Another way to avoid accidental mating is through using barrier methods, such as male dog belly bands or female dog diapers. Belly bands are wrap-around cloth that goes around the male’s waist to cover his penis, preventing him from penetrating the female. On the other hand, diapers keep females clean and dry when they’re in heat while protecting them from male advances.
You can also use physical barriers, such as baby gates or fences, to separate dogs with different sexes or those who have not been fixed yet. This prevents unsupervised breedings and gives you better control over your pets’ behavior.
Alternative Methods of Canine Reproduction
If you want to breed your dog but don’t want to risk knotting, there are alternative methods of reproduction that you may consider:
- Semen collection: Male dogs can produce semen samples for artificial insemination without physically mating with a female. This method allows pet owners to be more selective about the breeding process and reduce the spread of genetic disorders.

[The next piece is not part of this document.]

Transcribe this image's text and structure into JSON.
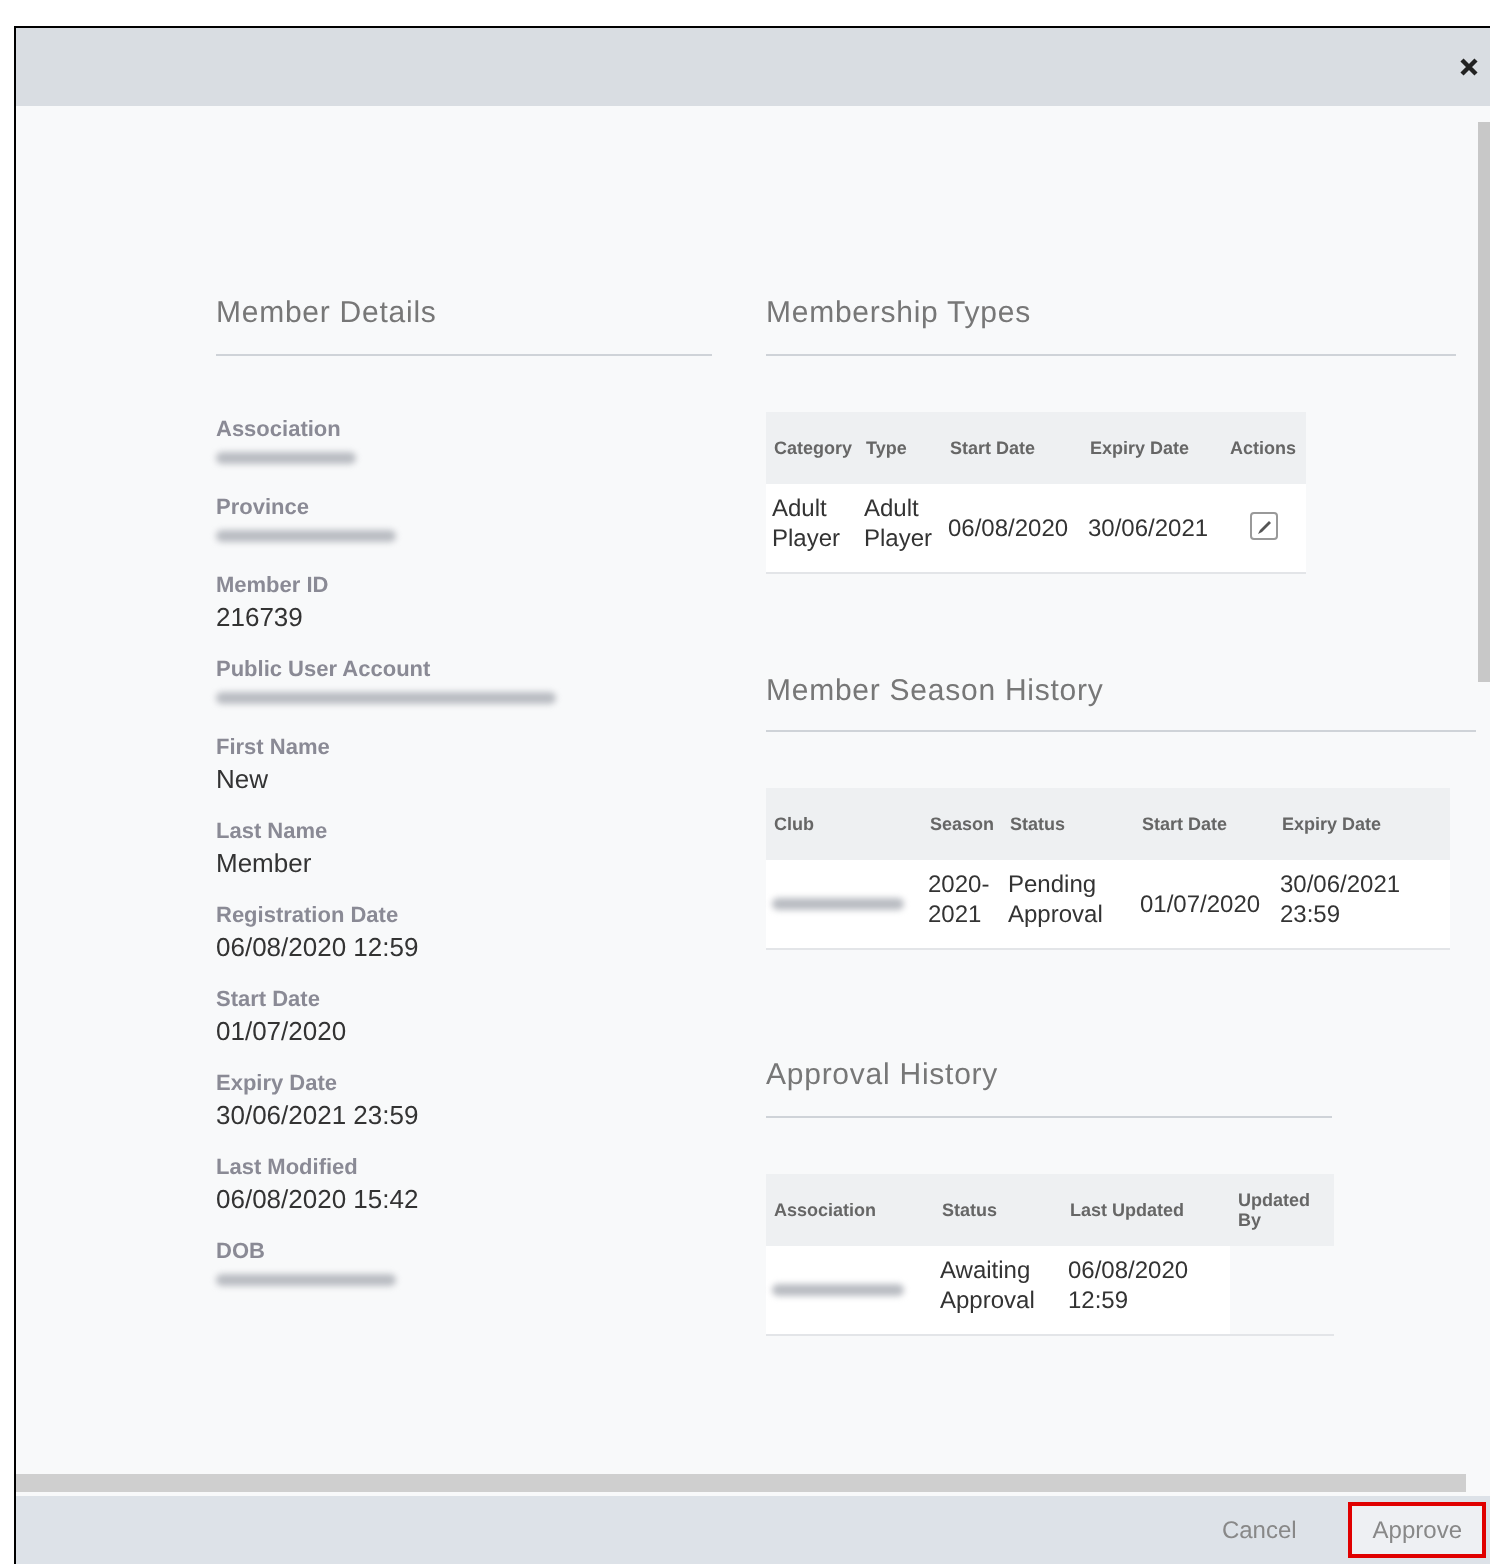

- In-vitro fertilization (IVF): Similar to human IVF, this procedure involves fertilizing an egg outside the womb and implanting the embryo into the uterus. It requires specialized equipment and expertise but can yield successful pregnancies without the risks of natural breeding and knotting.

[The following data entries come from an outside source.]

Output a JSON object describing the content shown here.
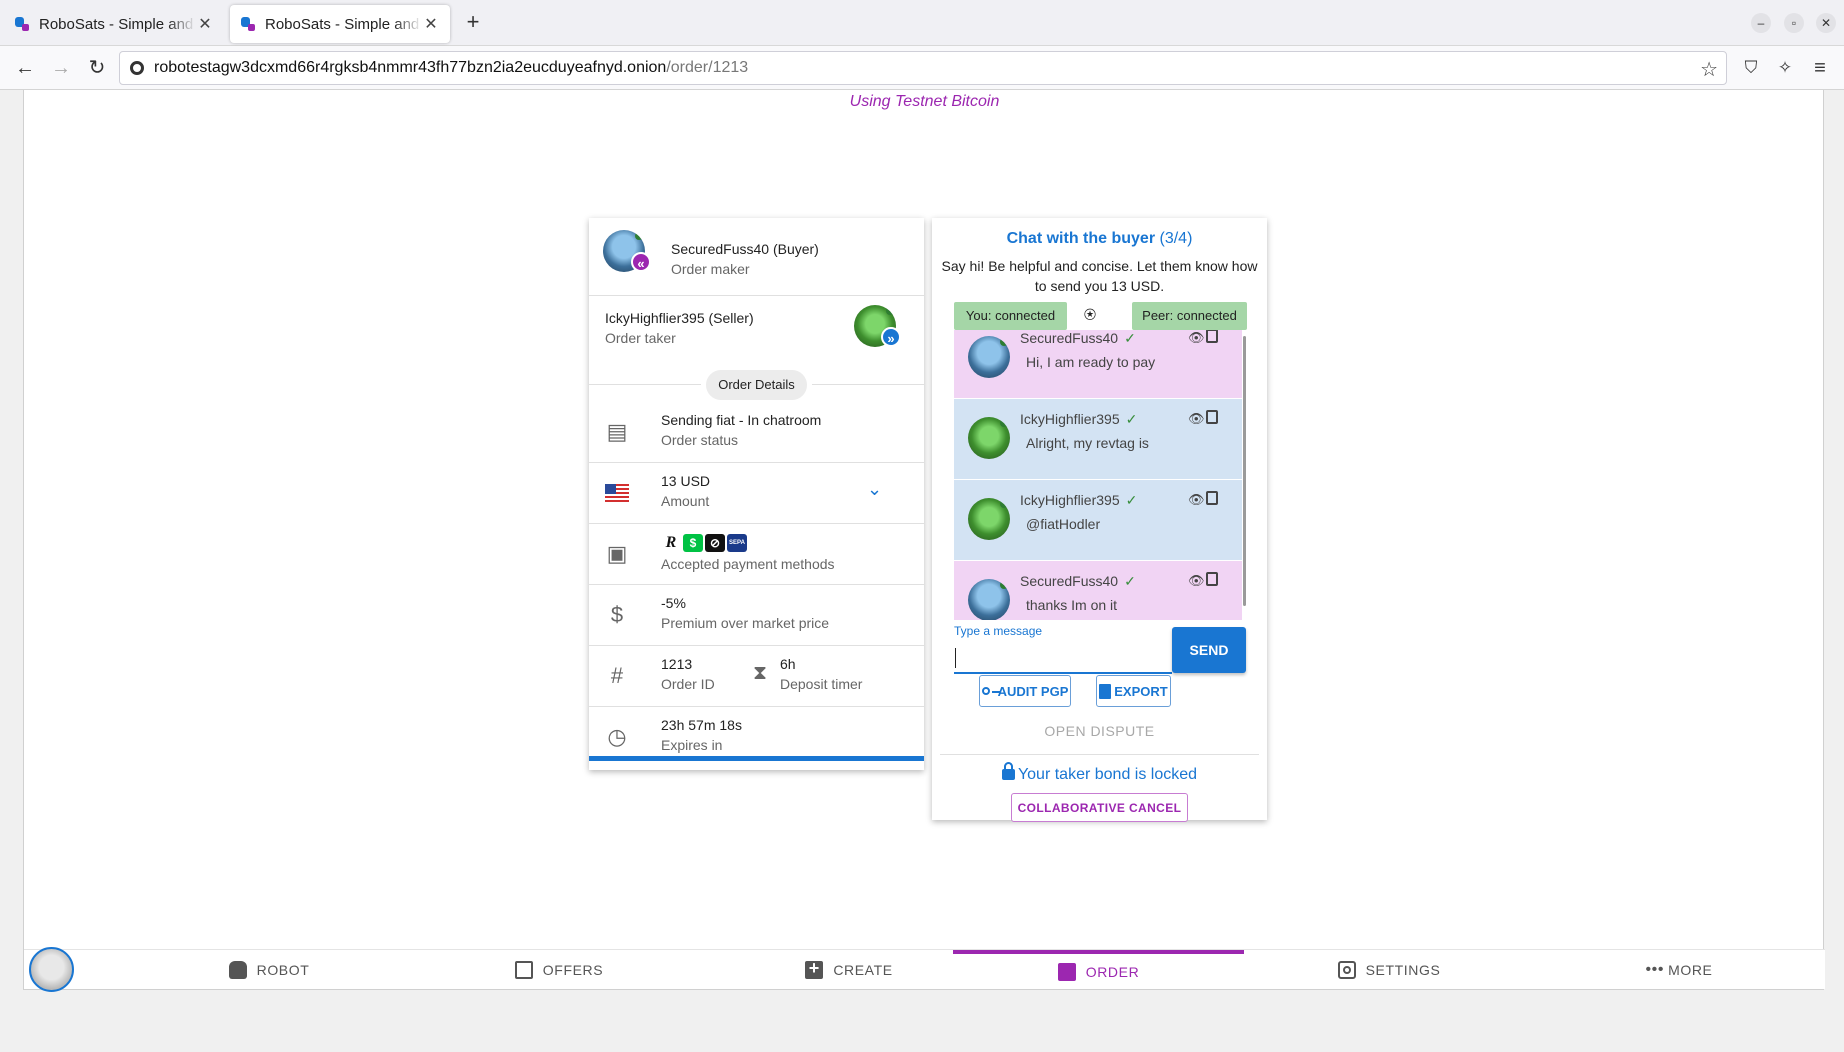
{
  "browser": {
    "tabs": [
      {
        "title": "RoboSats - Simple and Private Bitcoin Exchange",
        "active": false
      },
      {
        "title": "RoboSats - Simple and Private Bitcoin Exchange",
        "active": true
      }
    ],
    "url_host": "robotestagw3dcxmd66r4rgksb4nmmr43fh77bzn2ia2eucduyeafnyd.onion",
    "url_path": "/order/1213"
  },
  "banner": "Using Testnet Bitcoin",
  "order": {
    "maker": {
      "name": "SecuredFuss40 (Buyer)",
      "role": "Order maker"
    },
    "taker": {
      "name": "IckyHighflier395 (Seller)",
      "role": "Order taker"
    },
    "details_label": "Order Details",
    "status": {
      "value": "Sending fiat - In chatroom",
      "label": "Order status"
    },
    "amount": {
      "value": "13 USD",
      "label": "Amount"
    },
    "payment_methods": {
      "label": "Accepted payment methods",
      "icons": [
        "revolut-icon",
        "cashapp-icon",
        "wise-icon",
        "sepa-icon"
      ]
    },
    "premium": {
      "value": "-5%",
      "label": "Premium over market price"
    },
    "order_id": {
      "value": "1213",
      "label": "Order ID"
    },
    "deposit_timer": {
      "value": "6h",
      "label": "Deposit timer"
    },
    "expires": {
      "value": "23h 57m 18s",
      "label": "Expires in"
    }
  },
  "chat": {
    "title": "Chat with the buyer",
    "count": "(3/4)",
    "description": "Say hi! Be helpful and concise. Let them know how to send you 13 USD.",
    "you_status": "You: connected",
    "peer_status": "Peer: connected",
    "messages": [
      {
        "author": "SecuredFuss40",
        "text": "Hi, I am ready to pay",
        "side": "me"
      },
      {
        "author": "IckyHighflier395",
        "text": "Alright, my revtag is",
        "side": "peer"
      },
      {
        "author": "IckyHighflier395",
        "text": "@fiatHodler",
        "side": "peer"
      },
      {
        "author": "SecuredFuss40",
        "text": "thanks Im on it",
        "side": "me"
      }
    ],
    "input_label": "Type a message",
    "input_value": "",
    "send_label": "SEND",
    "audit_label": "AUDIT PGP",
    "export_label": "EXPORT",
    "dispute_label": "OPEN DISPUTE",
    "bond_text": "Your taker bond is locked",
    "collab_cancel_label": "COLLABORATIVE CANCEL"
  },
  "bottom_nav": {
    "robot": "ROBOT",
    "offers": "OFFERS",
    "create": "CREATE",
    "order": "ORDER",
    "settings": "SETTINGS",
    "more": "MORE"
  },
  "colors": {
    "primary": "#1976d2",
    "secondary": "#9c27b0",
    "connected": "#a5d6a7"
  }
}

- Gonadotropin-releasing hormone (GnRH) implants: This method involves injecting male dogs with hormones that suppress their sperm production and libido. It can temporarily prevent knotting and unwanted breeding but may require frequent application.
It’s essential to consult with a licensed veterinarian before considering any alternative breeding methods as they have inherent risks and complications that vary depending on your dog’s health status, age, and breed.

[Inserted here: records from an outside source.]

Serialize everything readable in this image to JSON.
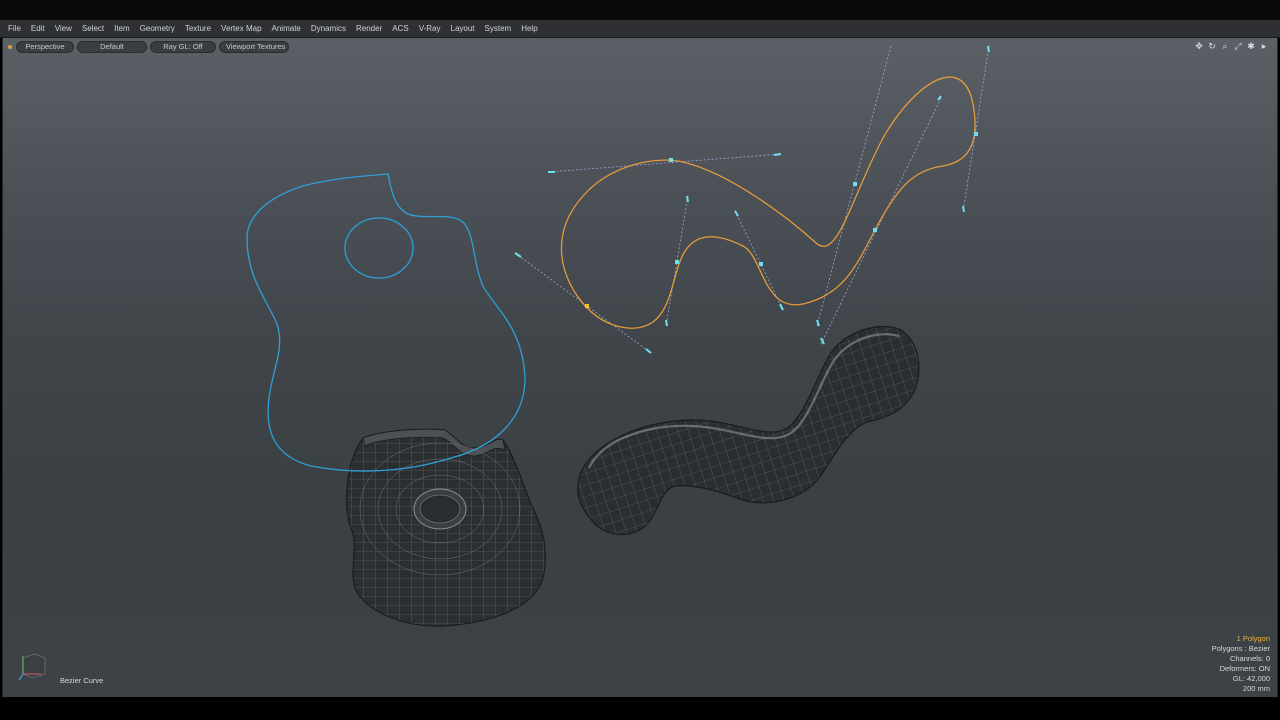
{
  "menu": [
    "File",
    "Edit",
    "View",
    "Select",
    "Item",
    "Geometry",
    "Texture",
    "Vertex Map",
    "Animate",
    "Dynamics",
    "Render",
    "ACS",
    "V-Ray",
    "Layout",
    "System",
    "Help"
  ],
  "viewport": {
    "view_mode": "Perspective",
    "shading": "Default",
    "raygl": "Ray GL: Off",
    "textures": "Viewport Textures",
    "tools": [
      "move-icon",
      "rotate-icon",
      "zoom-icon",
      "fit-icon",
      "settings-icon",
      "expand-icon"
    ]
  },
  "info": {
    "selection": "1 Polygon",
    "polygons": "Polygons : Bezier",
    "channels": "Channels: 0",
    "deformers": "Deformers: ON",
    "gl": "GL: 42,000",
    "grid": "200 mm"
  },
  "status": {
    "item_label": "Bezier Curve"
  },
  "colors": {
    "guitar_curve": "#2f9fd8",
    "bezier_curve": "#e39a3c",
    "handles": "#6fe0f0",
    "mesh_fill": "#2c2f32",
    "mesh_wire": "#6d7276"
  }
}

“Preventing accidental mating is crucial in ensuring your pet’s safety and well-being, especially if you’re not ready to handle the responsibilities of having puppies. Remember that prevention starts with being informed about the available options and practicing responsible pet ownership.”-Dr. Katy Nelson, DVM
Frequently Asked Questions
What is dog knotting?
Dog knotting is a phenomenon that occurs during mating where the male dog’s penis becomes firmly stuck inside the female dog’s vagina. This occurs due to the swelling of the bulbus glandis, a part of the male dog’s penis. Knotting typically lasts anywhere from 5-30 minutes and is a natural part of the mating process for dogs.
Why do male dogs perform knotting during mating?
The knotting behavior of male dogs during mating is a natural instinct that serves several purposes. Firstly, it ensures that the male’s sperm is delivered directly to the female’s cervix, increasing the chances of successful fertilization. Secondly, it prevents other males from mating with the female during this time, increasing the likelihood that his offspring will be produced.
Is dog knotting painful for female dogs?
While dog knotting may appear to be uncomfortable for female dogs, it is generally not painful. The swelling of the bulbus glandis may cause some slight discomfort for a short period of time, but this is a normal part of the mating process. However, it is important for male dogs to be gentle and not cause any harm or injury to the female during mating.
What is the purpose of the knot during dog mating?
The purpose of the knot during dog mating is to ensure that the male’s sperm is delivered directly to the female’s cervix, increasing the chances of successful fertilization. Additionally, it prevents other males from mating with the female during this time, ensuring that the male’s offspring will be produced.
Can dog knotting be dangerous for dogs?
While dog knotting is a natural part of the mating process and is generally not dangerous, there are some potential risks. If the male dog becomes too aggressive during mating, he may cause harm or injury to the female. Additionally, if the knotting lasts for an extended period of time, it may cause discomfort or even injury to both dogs.
How long does dog knotting last?
Dog knotting typically lasts anywhere from 5-30 minutes, depending on the individual dogs and the circumstances surrounding the mating. However, if the knotting lasts for an extended period of time, it may cause discomfort or even injury to both dogs. It is important for male dogs to be gentle and not cause any harm or injury to the female during mating.